“It’s not like he’s got three or four pitches and he’s leaning on two and one of them is a show pitch,” Hickey said. “They’re all weapons that can strike out batters. … I think he’s got that in his head a little bit more. If I’m going to get in this particular situation, this is exactly how I’m going to get out of it — or at least try to get out of it.”

From there, Gore worked with McFerran to make adjustments. Gore’s fastball has always been elite due to its low release height and high-quality backspin. But McFerran emphasized that Gore needs to throw his fastball at the top of the strike zone — and also throw it less often.

Instead, McFerran wanted Gore to open his full toolbox. He wanted Gore to throw his changeup more because it had a spin rate and movement that set him apart. That pitch ended up in a part of the strike zone that the batters were not taking into account. Its use has increased from 2.9 percent last year to 9.7 percent this year. Gore also throws his curveball more to lefties.

“I just think he has a lot more control over the at-bats overall,” said Nationals closer Kyle Finnegan, who said Gore is getting more swings and misses in the zone. “For him, it should be execution over selection. I don’t think the pitch matters as much as the execution. So as long as he’s confident in what he’s throwing and executes it, it’ll go well more often than not because his stuff is so be good.”

Gore also made physical adjustments on the mound. He previously sat on the rubber on the far right. Now he’s closer to the center, a change that helps in a number of ways. His throws are harder to decipher, and McFerran noted that centering himself allowed Gore’s extension to get as close to the plate as possible.

“He’s potentially one of the elite of the elite,” McFerran said. “He’s got such good stuff that if he can make every field look the same, he’s going to overpower guys.”

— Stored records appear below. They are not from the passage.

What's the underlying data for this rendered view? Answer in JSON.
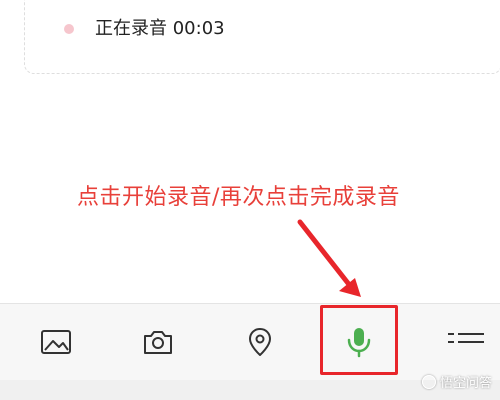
{
  "recording": {
    "status_text": "正在录音 00:03"
  },
  "annotation": {
    "text": "点击开始录音/再次点击完成录音"
  },
  "toolbar": {
    "icons": [
      "image-icon",
      "camera-icon",
      "location-icon",
      "microphone-icon",
      "list-icon"
    ],
    "accent_color": "#4caf50",
    "highlight_color": "#e8262b"
  },
  "watermark": {
    "text": "悟空问答"
  }
}
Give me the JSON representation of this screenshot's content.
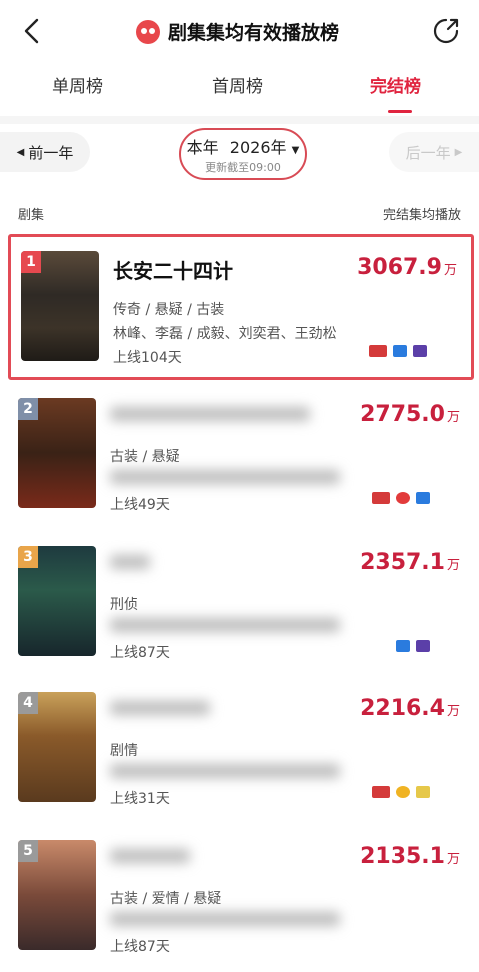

Moving to the middle of the mound also helps Gore with the mechanics of his throw, which he has adjusted in the offseason. Gore said he leaned too much toward first base in 2023. This year it is more upright. McFerran also said Gore has adjusted his mechanics slightly to create more distance between his upper body and his plant leg, allowing him to throw harder.

Gore said no pitcher wants to experience the growing pains he experienced a season ago. But he also believes his struggles gave him the opportunity to learn. He’s starting to reap the benefits now — and there’s still more to learn.

“We want it to happen right away, but that’s just part of it,” Gore said. “I expect a lot from myself and I didn’t feel like I was playing what I was capable of. And I still don’t. But we’re definitely better than we were before.”